WHAT YOU HAVE TO DO
Every line below needs to be returned exactly as written.

------ PROVIDED RECORDS ------

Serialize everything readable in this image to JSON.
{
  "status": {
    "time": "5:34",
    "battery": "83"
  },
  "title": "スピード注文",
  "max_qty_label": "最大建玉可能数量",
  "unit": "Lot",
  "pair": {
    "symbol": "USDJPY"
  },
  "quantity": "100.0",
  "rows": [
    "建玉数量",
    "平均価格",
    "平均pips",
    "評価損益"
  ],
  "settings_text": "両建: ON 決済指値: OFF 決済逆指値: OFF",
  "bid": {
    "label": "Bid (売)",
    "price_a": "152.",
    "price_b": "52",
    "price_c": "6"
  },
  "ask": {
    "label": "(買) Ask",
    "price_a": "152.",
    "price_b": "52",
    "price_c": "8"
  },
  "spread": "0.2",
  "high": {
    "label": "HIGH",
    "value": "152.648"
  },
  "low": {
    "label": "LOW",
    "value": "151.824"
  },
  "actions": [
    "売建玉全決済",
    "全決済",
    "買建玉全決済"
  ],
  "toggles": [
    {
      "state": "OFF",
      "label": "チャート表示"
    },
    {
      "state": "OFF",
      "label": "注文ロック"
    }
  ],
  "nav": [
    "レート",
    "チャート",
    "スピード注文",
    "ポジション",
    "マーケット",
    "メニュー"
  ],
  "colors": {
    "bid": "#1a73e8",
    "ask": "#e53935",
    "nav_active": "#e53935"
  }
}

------

OUTPUT BELOW
Serialize everything readable in this image to JSON.
{
  "status": {
    "time": "5:34",
    "battery": "83"
  },
  "title": "スピード注文",
  "max_qty_label": "最大建玉可能数量",
  "unit": "Lot",
  "pair": {
    "symbol": "USDJPY"
  },
  "quantity": "100.0",
  "rows": [
    "建玉数量",
    "平均価格",
    "平均pips",
    "評価損益"
  ],
  "settings_text": "両建: ON 決済指値: OFF 決済逆指値: OFF",
  "bid": {
    "label": "Bid (売)",
    "price_a": "152.",
    "price_b": "52",
    "price_c": "6"
  },
  "ask": {
    "label": "(買) Ask",
    "price_a": "152.",
    "price_b": "52",
    "price_c": "8"
  },
  "spread": "0.2",
  "high": {
    "label": "HIGH",
    "value": "152.648"
  },
  "low": {
    "label": "LOW",
    "value": "151.824"
  },
  "actions": [
    "売建玉全決済",
    "全決済",
    "買建玉全決済"
  ],
  "toggles": [
    {
      "state": "OFF",
      "label": "チャート表示"
    },
    {
      "state": "OFF",
      "label": "注文ロック"
    }
  ],
  "nav": [
    "レート",
    "チャート",
    "スピード注文",
    "ポジション",
    "マーケット",
    "メニュー"
  ],
  "colors": {
    "bid": "#1a73e8",
    "ask": "#e53935",
    "nav_active": "#e53935"
  }
}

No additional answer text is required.